- _What is required_
Work through the entries below and show every line in which "within" is found.

(Excerpts from a dataset)
=== Section Start ===
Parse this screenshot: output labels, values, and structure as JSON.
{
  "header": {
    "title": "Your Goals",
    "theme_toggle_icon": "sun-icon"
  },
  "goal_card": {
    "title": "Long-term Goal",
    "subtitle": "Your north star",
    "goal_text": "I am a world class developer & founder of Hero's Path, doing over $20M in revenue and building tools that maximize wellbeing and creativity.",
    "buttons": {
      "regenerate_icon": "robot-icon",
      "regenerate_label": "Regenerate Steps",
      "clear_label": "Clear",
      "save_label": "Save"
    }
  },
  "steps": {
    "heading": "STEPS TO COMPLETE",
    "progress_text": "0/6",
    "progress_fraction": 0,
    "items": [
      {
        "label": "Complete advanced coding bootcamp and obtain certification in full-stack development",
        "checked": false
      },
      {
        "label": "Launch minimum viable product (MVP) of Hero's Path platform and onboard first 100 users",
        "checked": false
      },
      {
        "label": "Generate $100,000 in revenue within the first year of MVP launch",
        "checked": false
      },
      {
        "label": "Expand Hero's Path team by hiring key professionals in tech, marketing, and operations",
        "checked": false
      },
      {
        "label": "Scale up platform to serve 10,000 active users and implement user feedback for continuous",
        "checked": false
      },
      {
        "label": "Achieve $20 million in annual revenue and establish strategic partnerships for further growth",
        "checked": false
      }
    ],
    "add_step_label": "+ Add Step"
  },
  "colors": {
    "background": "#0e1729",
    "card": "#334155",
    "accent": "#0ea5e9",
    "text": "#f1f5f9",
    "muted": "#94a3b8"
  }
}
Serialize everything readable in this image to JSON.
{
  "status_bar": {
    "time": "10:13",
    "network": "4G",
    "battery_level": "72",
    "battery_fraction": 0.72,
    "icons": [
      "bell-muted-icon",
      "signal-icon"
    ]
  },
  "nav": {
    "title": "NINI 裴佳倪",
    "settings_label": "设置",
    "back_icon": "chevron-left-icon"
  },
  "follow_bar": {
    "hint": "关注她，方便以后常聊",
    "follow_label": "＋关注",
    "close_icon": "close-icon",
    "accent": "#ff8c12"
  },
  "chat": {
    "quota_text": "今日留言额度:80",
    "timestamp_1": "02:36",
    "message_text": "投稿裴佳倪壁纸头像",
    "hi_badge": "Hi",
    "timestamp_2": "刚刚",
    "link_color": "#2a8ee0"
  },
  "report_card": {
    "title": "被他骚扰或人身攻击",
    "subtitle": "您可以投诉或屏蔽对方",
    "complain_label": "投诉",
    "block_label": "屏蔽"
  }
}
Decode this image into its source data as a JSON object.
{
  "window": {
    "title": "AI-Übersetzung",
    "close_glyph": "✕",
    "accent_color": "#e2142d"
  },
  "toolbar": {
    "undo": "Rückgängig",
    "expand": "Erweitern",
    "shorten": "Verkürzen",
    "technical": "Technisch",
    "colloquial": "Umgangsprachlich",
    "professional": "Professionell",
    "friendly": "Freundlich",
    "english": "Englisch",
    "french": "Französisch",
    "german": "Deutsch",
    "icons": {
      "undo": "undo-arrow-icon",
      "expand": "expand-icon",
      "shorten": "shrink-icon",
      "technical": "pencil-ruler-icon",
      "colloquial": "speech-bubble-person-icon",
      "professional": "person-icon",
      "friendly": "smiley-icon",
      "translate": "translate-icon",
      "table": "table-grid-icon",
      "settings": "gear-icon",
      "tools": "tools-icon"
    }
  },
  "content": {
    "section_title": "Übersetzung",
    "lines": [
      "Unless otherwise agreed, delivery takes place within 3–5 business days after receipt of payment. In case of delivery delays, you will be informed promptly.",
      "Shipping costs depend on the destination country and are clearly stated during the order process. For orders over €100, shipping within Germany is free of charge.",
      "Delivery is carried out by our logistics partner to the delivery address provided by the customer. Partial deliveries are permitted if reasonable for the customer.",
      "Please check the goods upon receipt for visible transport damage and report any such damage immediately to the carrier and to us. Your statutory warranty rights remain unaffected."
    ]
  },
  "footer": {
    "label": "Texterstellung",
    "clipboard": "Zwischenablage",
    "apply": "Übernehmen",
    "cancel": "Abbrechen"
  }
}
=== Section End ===
- _Task answer_
        "label": "Generate $100,000 in revenue within the first year of MVP launch",
      "Unless otherwise agreed, delivery takes place within 3–5 business days after receipt of payment. In case of delivery delays, you will be informed promptly.",
      "Shipping costs depend on the destination country and are clearly stated during the order process. For orders over €100, shipping within Germany is free of charge.",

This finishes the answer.